[Items from an interface collection]
Segment Open
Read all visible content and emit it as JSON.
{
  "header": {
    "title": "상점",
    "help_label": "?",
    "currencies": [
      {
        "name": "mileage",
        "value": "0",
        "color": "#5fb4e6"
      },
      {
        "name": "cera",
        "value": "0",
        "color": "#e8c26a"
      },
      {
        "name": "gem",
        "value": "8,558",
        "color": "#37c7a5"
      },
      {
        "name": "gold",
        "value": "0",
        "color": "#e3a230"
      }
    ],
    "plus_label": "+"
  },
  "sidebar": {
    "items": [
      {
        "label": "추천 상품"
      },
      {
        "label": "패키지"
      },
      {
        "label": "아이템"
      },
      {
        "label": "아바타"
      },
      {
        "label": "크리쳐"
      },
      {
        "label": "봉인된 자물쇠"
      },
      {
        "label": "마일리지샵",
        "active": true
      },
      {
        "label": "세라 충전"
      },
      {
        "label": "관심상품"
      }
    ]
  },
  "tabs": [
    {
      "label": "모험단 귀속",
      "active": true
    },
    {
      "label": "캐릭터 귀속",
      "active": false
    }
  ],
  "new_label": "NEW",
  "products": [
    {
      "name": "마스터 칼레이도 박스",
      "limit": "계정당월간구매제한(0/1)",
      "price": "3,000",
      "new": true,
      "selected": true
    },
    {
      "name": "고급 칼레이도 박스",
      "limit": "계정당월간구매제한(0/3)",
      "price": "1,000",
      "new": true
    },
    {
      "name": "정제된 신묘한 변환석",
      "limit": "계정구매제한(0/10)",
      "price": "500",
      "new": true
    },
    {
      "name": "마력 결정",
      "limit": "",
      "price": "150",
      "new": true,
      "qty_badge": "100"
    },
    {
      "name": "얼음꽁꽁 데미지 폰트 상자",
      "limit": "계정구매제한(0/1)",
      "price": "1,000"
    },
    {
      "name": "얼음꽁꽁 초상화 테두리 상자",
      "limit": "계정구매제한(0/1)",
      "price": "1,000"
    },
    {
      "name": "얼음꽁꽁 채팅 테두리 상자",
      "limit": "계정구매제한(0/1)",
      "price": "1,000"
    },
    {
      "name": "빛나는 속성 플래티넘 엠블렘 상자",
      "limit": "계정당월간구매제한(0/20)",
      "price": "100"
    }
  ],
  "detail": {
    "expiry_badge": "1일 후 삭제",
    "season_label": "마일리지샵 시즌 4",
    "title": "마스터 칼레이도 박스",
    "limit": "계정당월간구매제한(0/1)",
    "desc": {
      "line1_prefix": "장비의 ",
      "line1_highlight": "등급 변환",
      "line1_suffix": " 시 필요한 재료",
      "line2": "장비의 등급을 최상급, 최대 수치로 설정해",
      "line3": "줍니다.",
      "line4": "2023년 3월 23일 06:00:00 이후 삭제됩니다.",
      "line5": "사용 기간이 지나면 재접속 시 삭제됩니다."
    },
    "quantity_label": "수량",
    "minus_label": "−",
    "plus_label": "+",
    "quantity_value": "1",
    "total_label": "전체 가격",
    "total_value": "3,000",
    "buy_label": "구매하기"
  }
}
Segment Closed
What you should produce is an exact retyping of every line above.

Read all visible content and emit it as JSON.
{
  "header": {
    "title": "상점",
    "help_label": "?",
    "currencies": [
      {
        "name": "mileage",
        "value": "0",
        "color": "#5fb4e6"
      },
      {
        "name": "cera",
        "value": "0",
        "color": "#e8c26a"
      },
      {
        "name": "gem",
        "value": "8,558",
        "color": "#37c7a5"
      },
      {
        "name": "gold",
        "value": "0",
        "color": "#e3a230"
      }
    ],
    "plus_label": "+"
  },
  "sidebar": {
    "items": [
      {
        "label": "추천 상품"
      },
      {
        "label": "패키지"
      },
      {
        "label": "아이템"
      },
      {
        "label": "아바타"
      },
      {
        "label": "크리쳐"
      },
      {
        "label": "봉인된 자물쇠"
      },
      {
        "label": "마일리지샵",
        "active": true
      },
      {
        "label": "세라 충전"
      },
      {
        "label": "관심상품"
      }
    ]
  },
  "tabs": [
    {
      "label": "모험단 귀속",
      "active": true
    },
    {
      "label": "캐릭터 귀속",
      "active": false
    }
  ],
  "new_label": "NEW",
  "products": [
    {
      "name": "마스터 칼레이도 박스",
      "limit": "계정당월간구매제한(0/1)",
      "price": "3,000",
      "new": true,
      "selected": true
    },
    {
      "name": "고급 칼레이도 박스",
      "limit": "계정당월간구매제한(0/3)",
      "price": "1,000",
      "new": true
    },
    {
      "name": "정제된 신묘한 변환석",
      "limit": "계정구매제한(0/10)",
      "price": "500",
      "new": true
    },
    {
      "name": "마력 결정",
      "limit": "",
      "price": "150",
      "new": true,
      "qty_badge": "100"
    },
    {
      "name": "얼음꽁꽁 데미지 폰트 상자",
      "limit": "계정구매제한(0/1)",
      "price": "1,000"
    },
    {
      "name": "얼음꽁꽁 초상화 테두리 상자",
      "limit": "계정구매제한(0/1)",
      "price": "1,000"
    },
    {
      "name": "얼음꽁꽁 채팅 테두리 상자",
      "limit": "계정구매제한(0/1)",
      "price": "1,000"
    },
    {
      "name": "빛나는 속성 플래티넘 엠블렘 상자",
      "limit": "계정당월간구매제한(0/20)",
      "price": "100"
    }
  ],
  "detail": {
    "expiry_badge": "1일 후 삭제",
    "season_label": "마일리지샵 시즌 4",
    "title": "마스터 칼레이도 박스",
    "limit": "계정당월간구매제한(0/1)",
    "desc": {
      "line1_prefix": "장비의 ",
      "line1_highlight": "등급 변환",
      "line1_suffix": " 시 필요한 재료",
      "line2": "장비의 등급을 최상급, 최대 수치로 설정해",
      "line3": "줍니다.",
      "line4": "2023년 3월 23일 06:00:00 이후 삭제됩니다.",
      "line5": "사용 기간이 지나면 재접속 시 삭제됩니다."
    },
    "quantity_label": "수량",
    "minus_label": "−",
    "plus_label": "+",
    "quantity_value": "1",
    "total_label": "전체 가격",
    "total_value": "3,000",
    "buy_label": "구매하기"
  }
}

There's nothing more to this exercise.